I don’t know if anyone expected the Liberal candidate, Dr Bill Glasson, to win the Griffith by-election, but the odds were certainly against his doing so. The last time a government won a seat from the opposition in a by-election was close to a hundred years ago, in 1920, and that was a tad fixed. The Hughes Nationalist Government had a Labor MP expelled from the House of Representatives for having been disloyal to the Crown, given that he had given an oath to be loyal when he appeared in the House to take his seat. The expelled MP, Hugh Mahon, contested the seat as a Labor candidate again, but did not win. You can find out more about Hugh Mahon from the entry in the Australian Dictionary of Biography, here.
Since the by-election occurred because the incumbent MP and former Prime Minister, Kevin Rudd, had resigned, you might wonder how much of Kevin Rudd’s personal following would flow on to the Labor candidate, Terri Butler, who somewhat resembles Mrs Rudd (but even Ms Butler did not seem to think that was an advantage to her). And, since anyone who reads the Fairfax Press and watches the ABC would think that the Abbott Government was doing disastrously, one might wonder also whether or not the electors of Griffith would be delivering the supposed ‘electoral backlash’.
With about three-quarters of the vote counted, the outcome looks rather like a re-run of the general election in October 2013. Glasson with 44 per cent was ahead on first preferences in 2014, as he was also in 2013. The Greens pulled about 10 per cent of the vote at both polls, and most of that will go on to Ms Butler, who attracted 39 per cent. These percentages are strikingly similar to the outcome in October last year, with the Liberals getting a little more on Saturday and the Labor Party a little less. There were eleven candidates at the by-election, and you can deduce that the other eight shared the remaining 8 per cent. Palmer’s United Party polled one per cent this time to three per cent a few months ago.
The allocation of postal and absent votes and the distribution of preferences will take several days, and the current guess is that the outcome in two-party-preferred terms is a swing of about one per cent, or a little less, against the Labor Party. The seat has had boundary changes every ten years ago, though it stays around the south of Brisbane’s CBD, and you could say that from having been a decently safe Labor seat, the safest in Queensland before last October, it is now only marginally safe for the ALP. It is the sort of mixed inner-city electorate of which every large city has more than a few.

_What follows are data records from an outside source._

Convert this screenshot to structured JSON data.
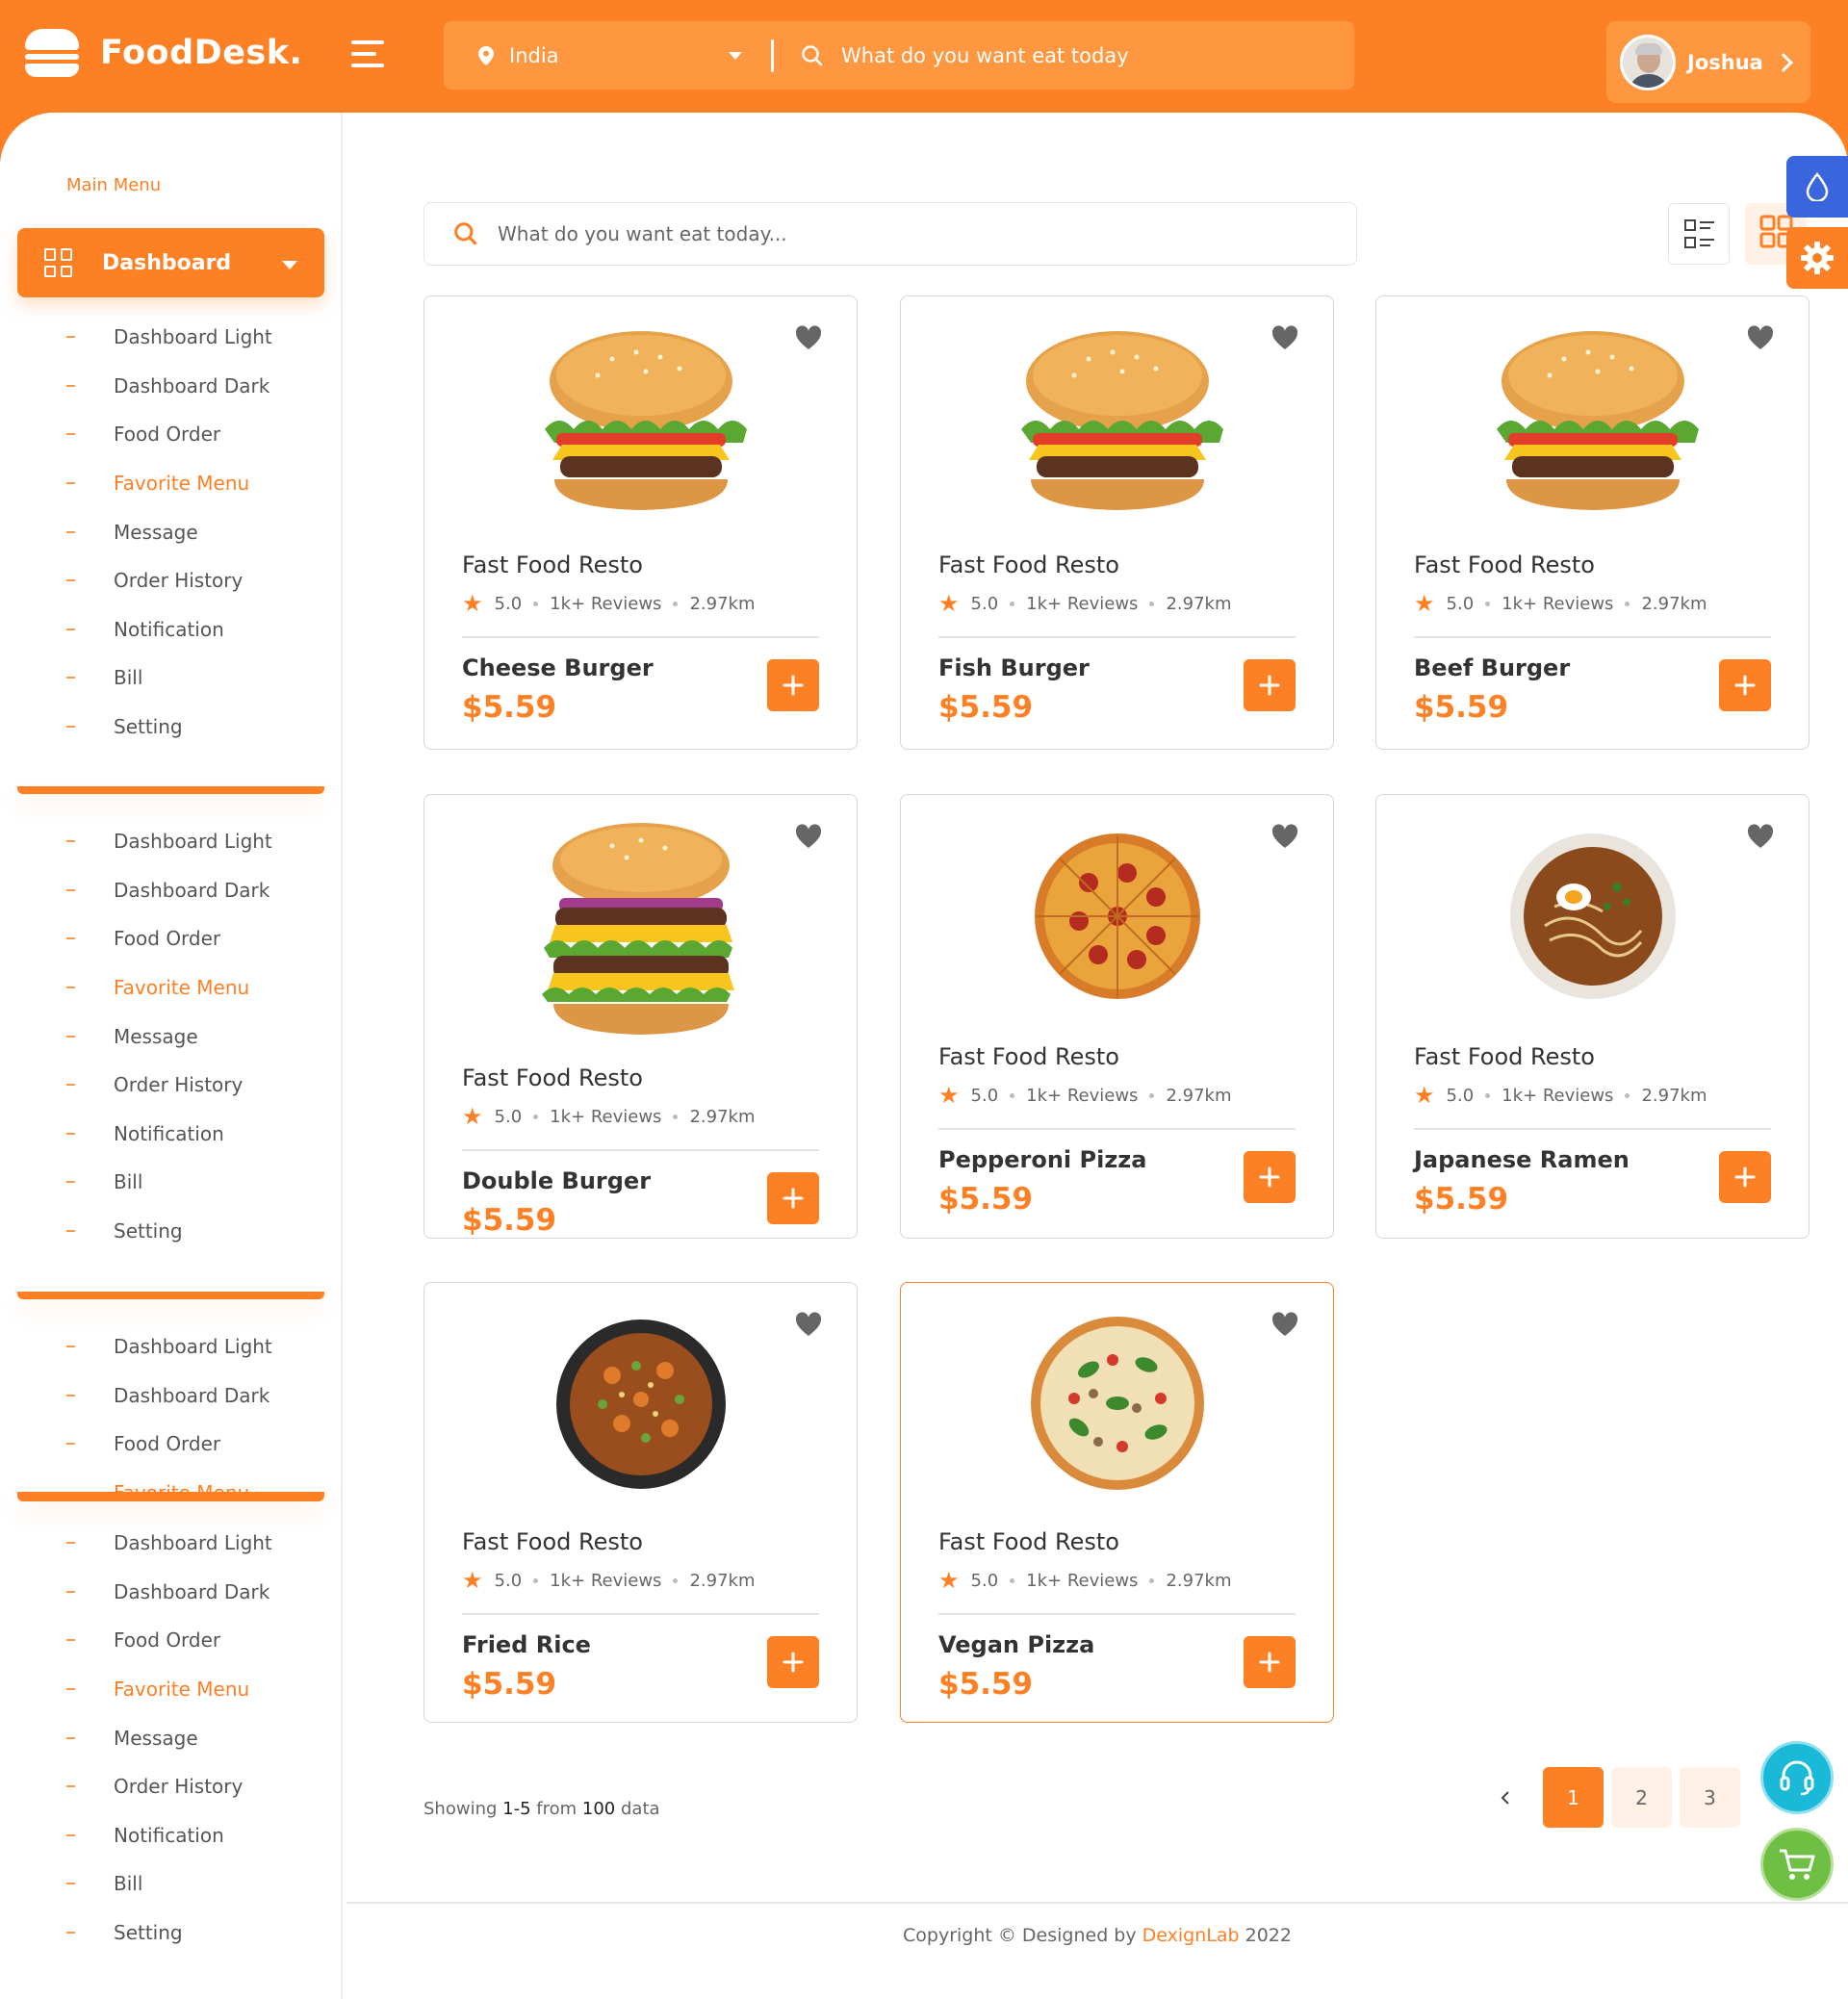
{
  "brand": {
    "name": "FoodDesk."
  },
  "header": {
    "location": "India",
    "search_placeholder": "What do you want eat today",
    "user_name": "Joshua"
  },
  "sidebar": {
    "section_label": "Main Menu",
    "dashboard_label": "Dashboard",
    "groups": [
      {
        "items": [
          "Dashboard Light",
          "Dashboard Dark",
          "Food Order",
          "Favorite Menu",
          "Message",
          "Order History",
          "Notification",
          "Bill",
          "Setting"
        ]
      },
      {
        "items": [
          "Dashboard Light",
          "Dashboard Dark",
          "Food Order",
          "Favorite Menu",
          "Message",
          "Order History",
          "Notification",
          "Bill",
          "Setting"
        ]
      },
      {
        "items": [
          "Dashboard Light",
          "Dashboard Dark",
          "Food Order",
          "Favorite Menu"
        ]
      },
      {
        "items": [
          "Dashboard Light",
          "Dashboard Dark",
          "Food Order",
          "Favorite Menu",
          "Message",
          "Order History",
          "Notification",
          "Bill",
          "Setting"
        ]
      }
    ],
    "active_item": "Favorite Menu"
  },
  "main": {
    "search_placeholder": "What do you want eat today...",
    "cards": [
      {
        "resto": "Fast Food Resto",
        "rating": "5.0",
        "reviews": "1k+ Reviews",
        "distance": "2.97km",
        "name": "Cheese Burger",
        "price": "$5.59",
        "image": "burger"
      },
      {
        "resto": "Fast Food Resto",
        "rating": "5.0",
        "reviews": "1k+ Reviews",
        "distance": "2.97km",
        "name": "Fish Burger",
        "price": "$5.59",
        "image": "burger"
      },
      {
        "resto": "Fast Food Resto",
        "rating": "5.0",
        "reviews": "1k+ Reviews",
        "distance": "2.97km",
        "name": "Beef Burger",
        "price": "$5.59",
        "image": "burger"
      },
      {
        "resto": "Fast Food Resto",
        "rating": "5.0",
        "reviews": "1k+ Reviews",
        "distance": "2.97km",
        "name": "Double Burger",
        "price": "$5.59",
        "image": "double-burger"
      },
      {
        "resto": "Fast Food Resto",
        "rating": "5.0",
        "reviews": "1k+ Reviews",
        "distance": "2.97km",
        "name": "Pepperoni Pizza",
        "price": "$5.59",
        "image": "pizza"
      },
      {
        "resto": "Fast Food Resto",
        "rating": "5.0",
        "reviews": "1k+ Reviews",
        "distance": "2.97km",
        "name": "Japanese Ramen",
        "price": "$5.59",
        "image": "ramen"
      },
      {
        "resto": "Fast Food Resto",
        "rating": "5.0",
        "reviews": "1k+ Reviews",
        "distance": "2.97km",
        "name": "Fried Rice",
        "price": "$5.59",
        "image": "fried-rice"
      },
      {
        "resto": "Fast Food Resto",
        "rating": "5.0",
        "reviews": "1k+ Reviews",
        "distance": "2.97km",
        "name": "Vegan Pizza",
        "price": "$5.59",
        "image": "vegan-pizza"
      }
    ],
    "showing": {
      "prefix": "Showing",
      "range": "1-5",
      "from": "from",
      "total": "100",
      "suffix": "data"
    },
    "pagination": [
      "1",
      "2",
      "3"
    ],
    "current_page": "1"
  },
  "footer": {
    "prefix": "Copyright © Designed by",
    "brand": "DexignLab",
    "year": "2022"
  },
  "colors": {
    "accent": "#fe8024",
    "accent_light": "#fe973f",
    "support": "#1ab9d8",
    "cart": "#6fbf44",
    "theme": "#3a66dd"
  }
}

What happened there? Well, there was a swing of more than 5 per cent against Labor last October, and it’s hard to know how much of Kevin Rudd’s supposed personal following survived then, let alone how much flowed on to Ms Butler on Saturday. Dr Glasson, not just a medico but a well known and respected one (he has been both State and Federal President of the AMA), was a hard-working candidate who probably just kept campaigning once the October election was over, given the great likelihood that Kevin Rudd would find something else to do. I don’t know what it is — Mr Rudd has been completely out of the news since his resignation in mid-November.
And while he (KR) talked of ‘climate change’ as the most important issue in human history since Moses came back with the tablet, ‘climate change’ and big-picture issues seemed conspicuous by their absence in Griffith. Ms Butler’s campaign key seemed to be almost aggressively local: Like other parents, we want our children to have good local schools and quality, affordable childcare. So far as I can tell, Bill Glasson followed her example: he would deliver for the people of Griffith. What he would deliver wasn’t so clear.
I can’t see any sign of an electoral backlash, either in State or Federal terms, let alone both. What would pass as evidence? The usual post-result rhetoric was, however, much in evidence. Ms Butler said the result should be sending a clear message to the Prime Minister, which went like this: It’s a result that says that notwithstanding Tony Abbott’s star candidate, people have had enough of the secrecy and people are deeply concerned about the LNP’s cuts. People are not happy with Mr Abbott. The Abbott Government is not the government that people were expecting when they voted in September.
Opposition Leader Bill Shorten weighed in with They tried to turn it into a local council election, but I think voters are unimpressed by the Abbott Government and weren’t inclined to put another Abbott Government MP as their representative. I guess you have to say something.
So far as I know the Prime Minister hasn’t said anything in public, but there can be little doubt that it is a good result for him and his Government. It looks as though the turnout will prove to have been been a lot lower in the by-election, but (a) a lower turnout is common enough in by-elections, as is a higher level of informality, and (b) on the face of it the lower turnout is unlikely to have made much difference to the outcome.
By-elections are special events and it is almost pointless generalising from them. But there’s no sign here that Mr Abbott and his Government are upsetting the people of Griffith, whatever might be the case elsewhere.